ACTIVITY: Find and copy each line of the records where the string "image" shows up.

Interface dataset entries:
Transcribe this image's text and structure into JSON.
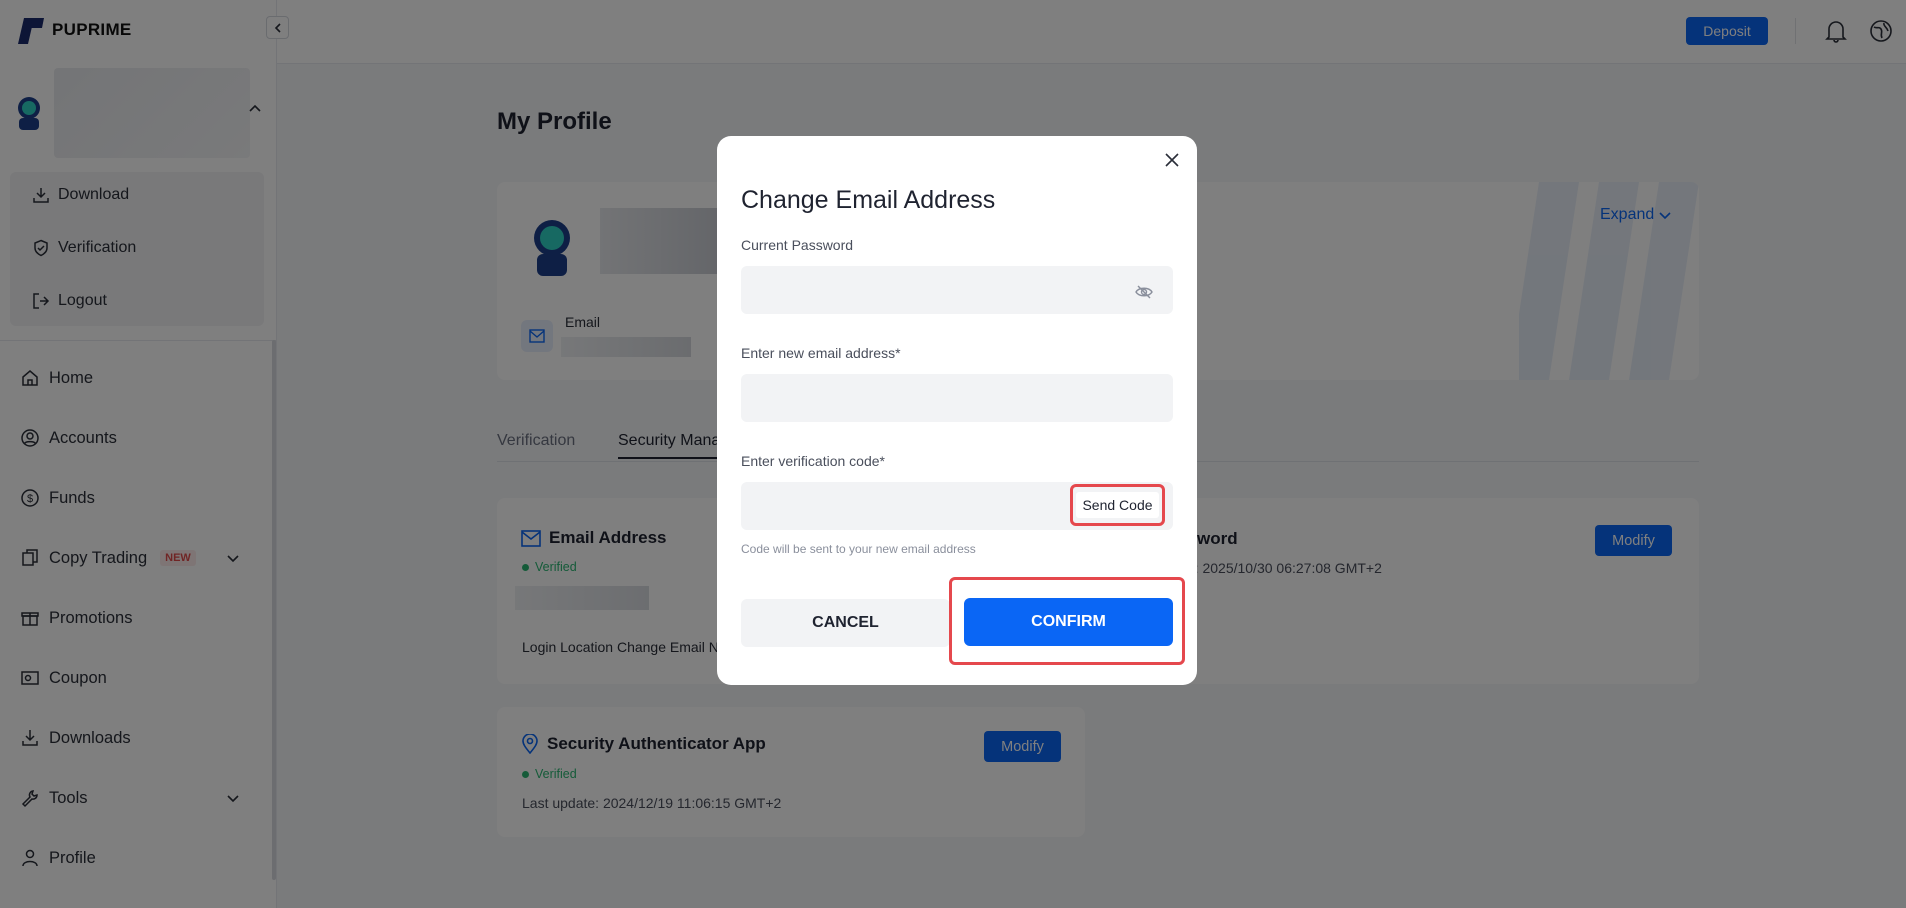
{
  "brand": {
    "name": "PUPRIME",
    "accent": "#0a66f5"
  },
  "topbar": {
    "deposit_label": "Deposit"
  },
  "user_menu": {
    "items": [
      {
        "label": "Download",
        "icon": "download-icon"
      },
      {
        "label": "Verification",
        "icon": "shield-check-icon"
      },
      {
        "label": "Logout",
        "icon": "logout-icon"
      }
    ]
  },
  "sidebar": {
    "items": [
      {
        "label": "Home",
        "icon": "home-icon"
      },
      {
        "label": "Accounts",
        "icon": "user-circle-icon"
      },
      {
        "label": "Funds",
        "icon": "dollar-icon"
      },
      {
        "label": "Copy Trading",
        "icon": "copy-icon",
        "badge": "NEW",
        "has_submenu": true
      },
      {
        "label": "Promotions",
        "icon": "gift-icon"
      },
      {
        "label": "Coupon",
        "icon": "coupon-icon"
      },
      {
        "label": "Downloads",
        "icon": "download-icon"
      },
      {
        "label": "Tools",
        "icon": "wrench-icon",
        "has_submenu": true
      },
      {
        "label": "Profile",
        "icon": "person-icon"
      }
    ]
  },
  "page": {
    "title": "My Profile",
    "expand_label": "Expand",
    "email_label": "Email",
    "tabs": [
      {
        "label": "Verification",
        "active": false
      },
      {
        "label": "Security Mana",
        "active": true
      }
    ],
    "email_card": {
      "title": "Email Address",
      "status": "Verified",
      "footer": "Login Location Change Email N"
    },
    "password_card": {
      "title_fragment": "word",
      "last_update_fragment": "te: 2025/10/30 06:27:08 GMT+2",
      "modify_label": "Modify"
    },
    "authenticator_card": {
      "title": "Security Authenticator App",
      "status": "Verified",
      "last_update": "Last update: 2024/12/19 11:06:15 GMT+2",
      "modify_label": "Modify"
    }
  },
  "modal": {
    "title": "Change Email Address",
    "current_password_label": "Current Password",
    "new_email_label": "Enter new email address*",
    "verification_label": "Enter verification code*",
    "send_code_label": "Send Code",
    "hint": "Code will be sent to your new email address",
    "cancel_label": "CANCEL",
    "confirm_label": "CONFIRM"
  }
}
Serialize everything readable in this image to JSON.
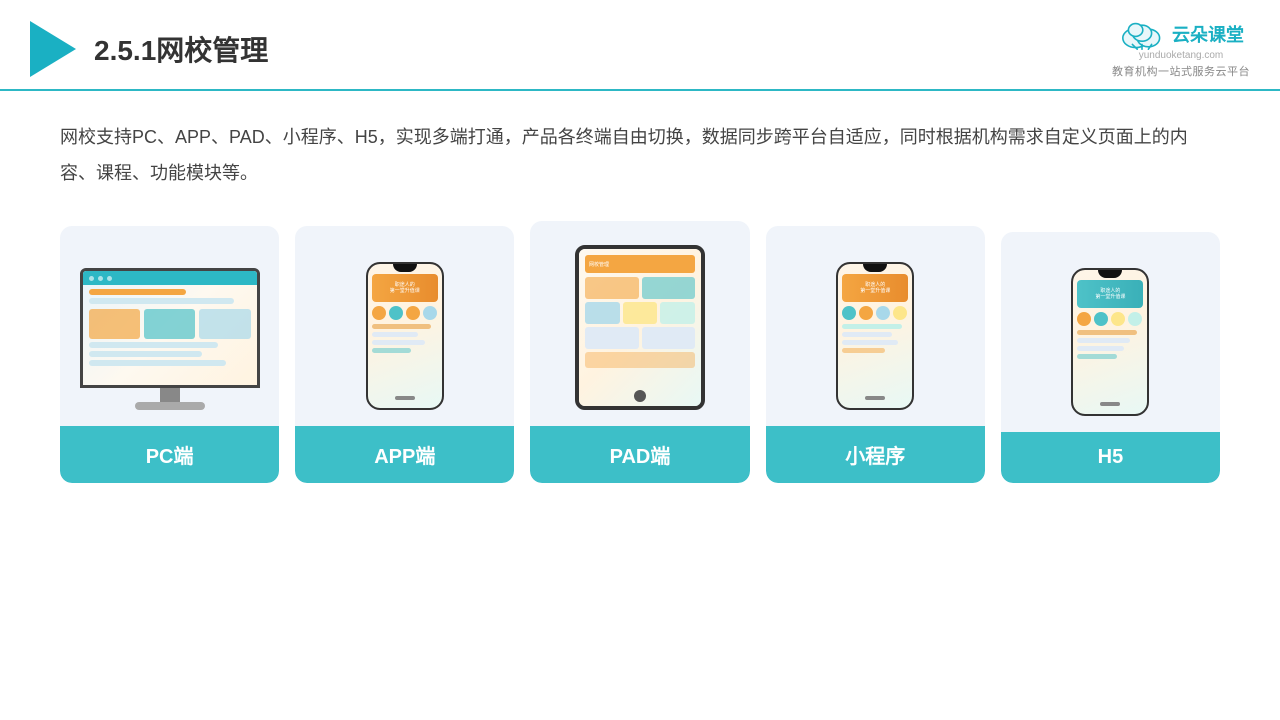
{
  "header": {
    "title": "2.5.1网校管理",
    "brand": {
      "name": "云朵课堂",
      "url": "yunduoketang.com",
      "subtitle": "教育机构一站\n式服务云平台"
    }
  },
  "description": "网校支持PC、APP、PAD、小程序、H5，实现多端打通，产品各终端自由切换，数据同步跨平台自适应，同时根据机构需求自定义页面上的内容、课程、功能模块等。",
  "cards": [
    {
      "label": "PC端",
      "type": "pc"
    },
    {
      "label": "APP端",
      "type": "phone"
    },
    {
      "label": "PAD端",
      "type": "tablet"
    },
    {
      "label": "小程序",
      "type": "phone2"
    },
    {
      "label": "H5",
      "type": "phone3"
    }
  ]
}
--
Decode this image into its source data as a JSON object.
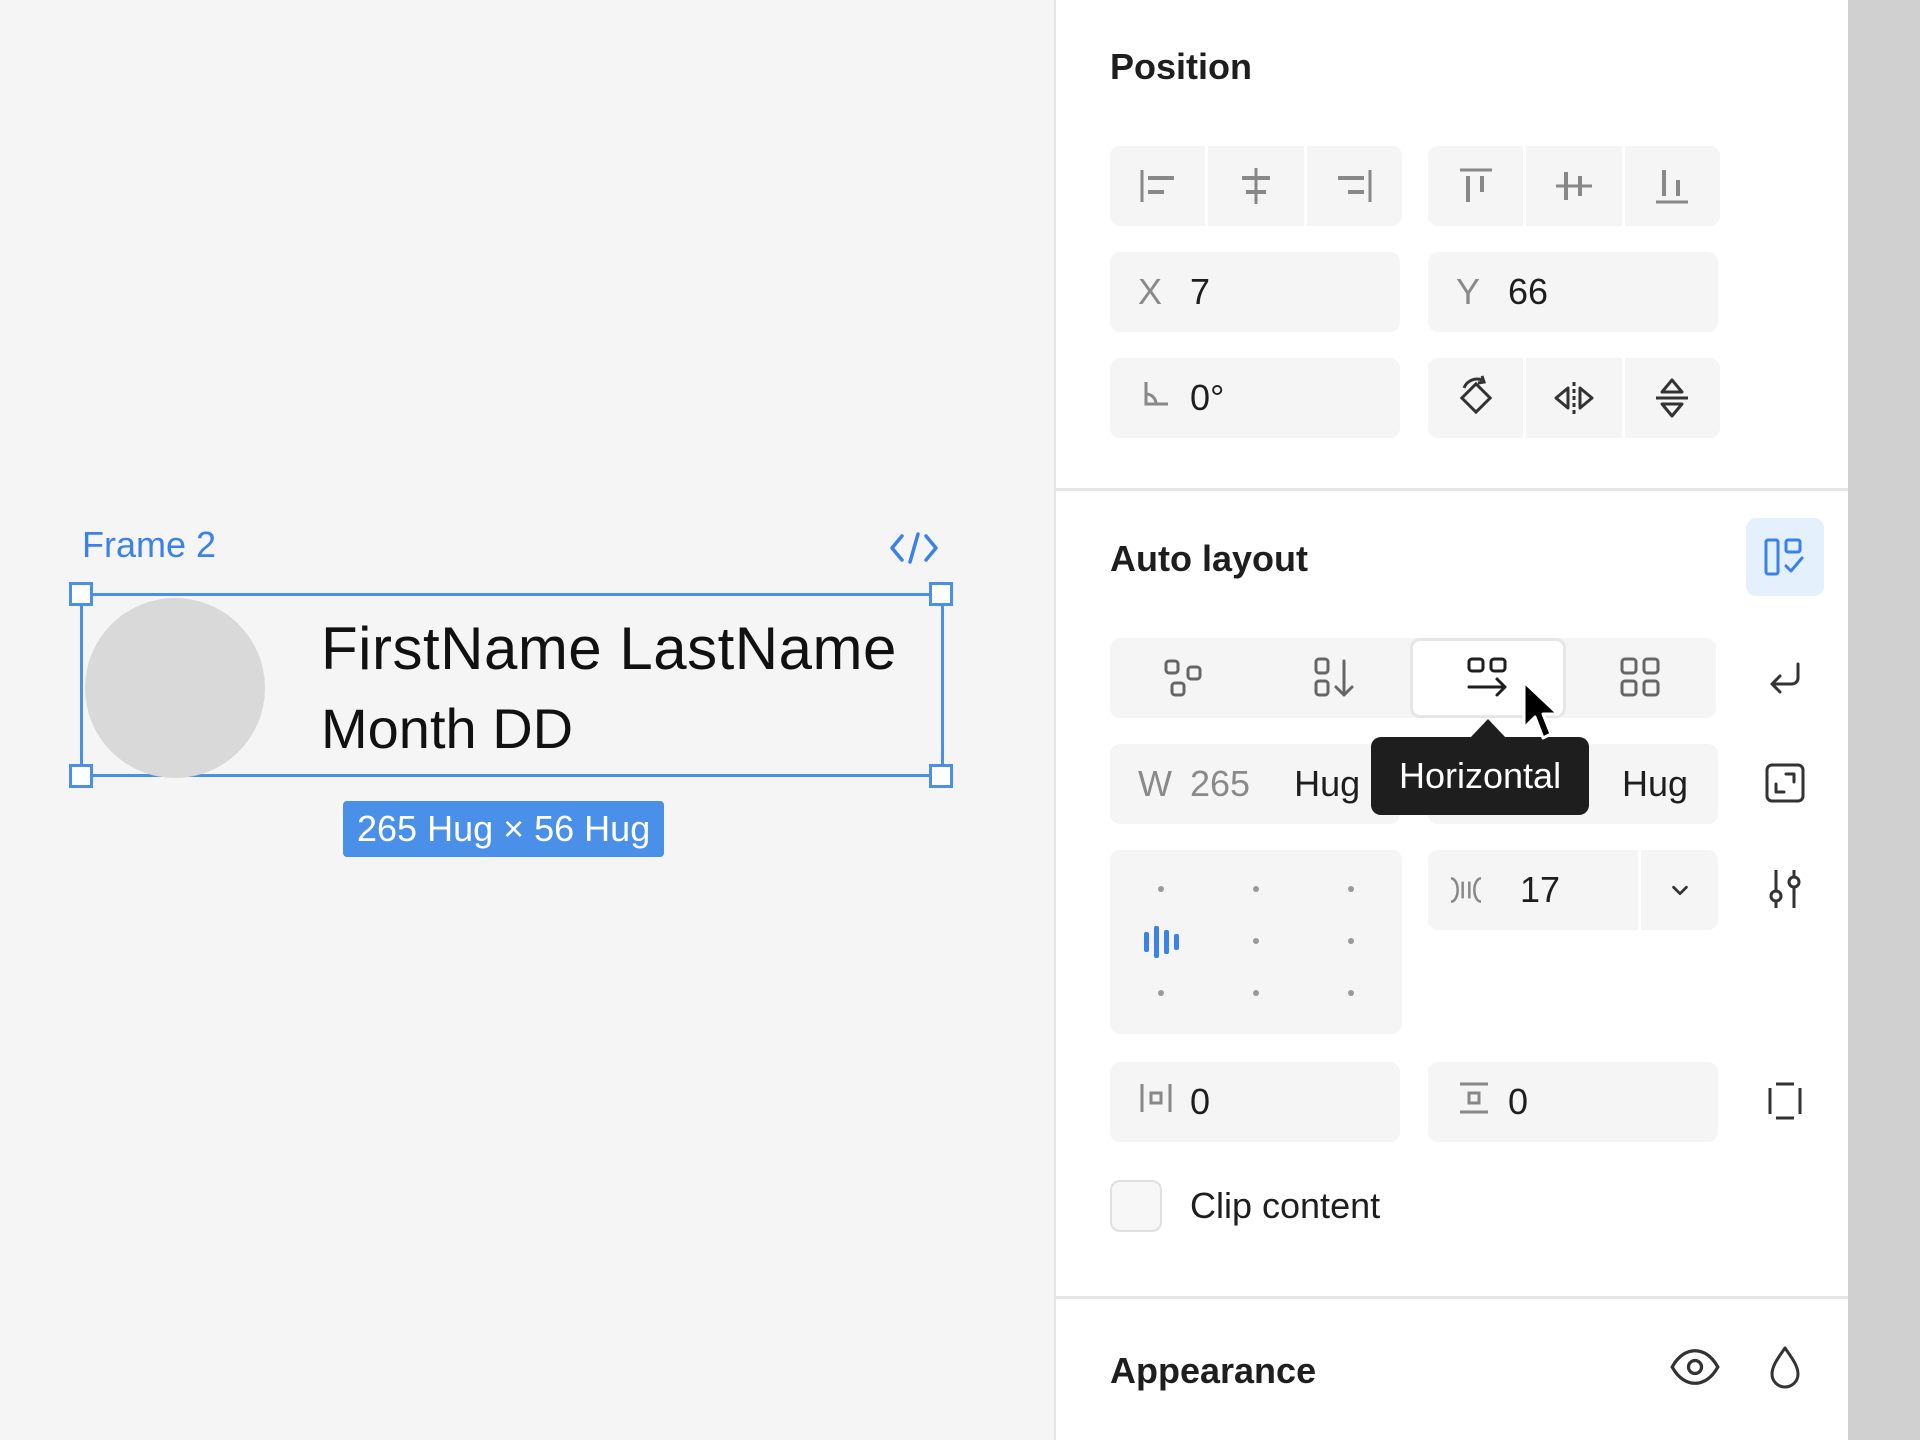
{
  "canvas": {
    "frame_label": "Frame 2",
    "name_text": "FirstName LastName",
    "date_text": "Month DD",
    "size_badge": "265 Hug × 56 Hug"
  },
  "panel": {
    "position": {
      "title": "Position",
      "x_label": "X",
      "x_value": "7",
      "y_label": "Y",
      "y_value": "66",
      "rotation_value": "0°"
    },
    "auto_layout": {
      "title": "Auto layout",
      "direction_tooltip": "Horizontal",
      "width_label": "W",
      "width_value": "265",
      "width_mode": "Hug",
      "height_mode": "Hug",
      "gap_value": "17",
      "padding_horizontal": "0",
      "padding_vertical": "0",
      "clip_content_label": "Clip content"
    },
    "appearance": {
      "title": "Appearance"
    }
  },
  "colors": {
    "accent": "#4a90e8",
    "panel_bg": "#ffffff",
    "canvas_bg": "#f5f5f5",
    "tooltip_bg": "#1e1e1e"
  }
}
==
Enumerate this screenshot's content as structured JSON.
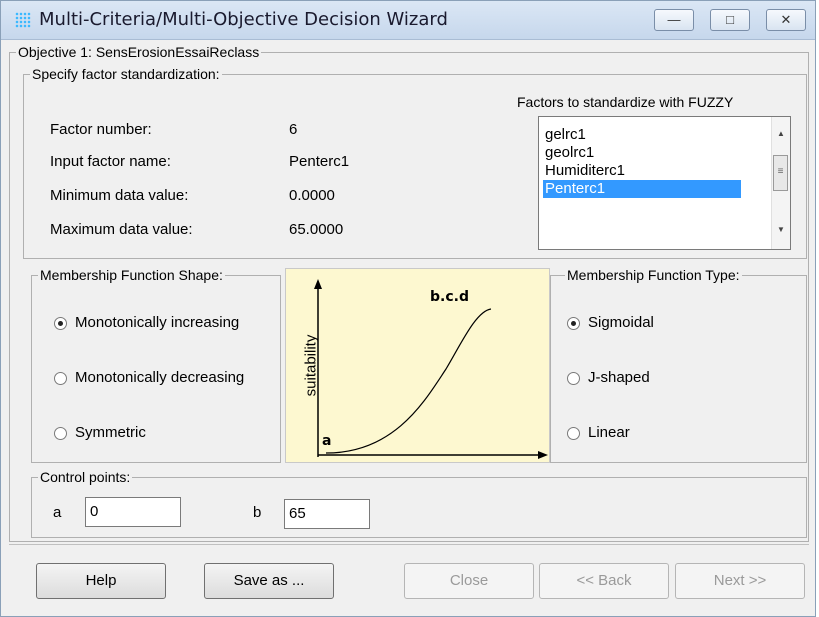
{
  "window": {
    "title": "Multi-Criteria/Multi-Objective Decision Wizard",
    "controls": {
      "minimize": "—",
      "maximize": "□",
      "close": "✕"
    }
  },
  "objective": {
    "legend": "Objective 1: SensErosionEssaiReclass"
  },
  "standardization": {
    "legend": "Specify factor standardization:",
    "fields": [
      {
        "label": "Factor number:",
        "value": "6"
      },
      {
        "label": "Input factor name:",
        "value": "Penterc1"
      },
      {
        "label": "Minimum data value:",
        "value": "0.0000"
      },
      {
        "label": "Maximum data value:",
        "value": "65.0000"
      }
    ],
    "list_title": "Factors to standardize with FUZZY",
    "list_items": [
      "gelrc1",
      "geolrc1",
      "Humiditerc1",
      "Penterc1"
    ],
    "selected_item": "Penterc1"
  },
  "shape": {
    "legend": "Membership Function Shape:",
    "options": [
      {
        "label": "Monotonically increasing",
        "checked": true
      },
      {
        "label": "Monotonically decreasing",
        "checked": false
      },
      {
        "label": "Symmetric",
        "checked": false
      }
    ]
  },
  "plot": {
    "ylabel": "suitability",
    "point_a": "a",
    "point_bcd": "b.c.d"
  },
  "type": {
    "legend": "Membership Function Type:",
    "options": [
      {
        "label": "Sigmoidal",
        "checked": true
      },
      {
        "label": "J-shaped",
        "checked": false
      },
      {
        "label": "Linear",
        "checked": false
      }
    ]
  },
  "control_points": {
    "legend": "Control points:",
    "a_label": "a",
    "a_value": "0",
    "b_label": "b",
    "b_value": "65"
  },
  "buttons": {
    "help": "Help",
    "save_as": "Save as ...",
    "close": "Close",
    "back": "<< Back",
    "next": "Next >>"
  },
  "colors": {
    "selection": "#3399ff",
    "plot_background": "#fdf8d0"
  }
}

SOLUTION BELOW:
Transcribe this image's text and structure into JSON.
Serialize everything readable in this image to JSON.
Decode this image into its source data as a JSON object.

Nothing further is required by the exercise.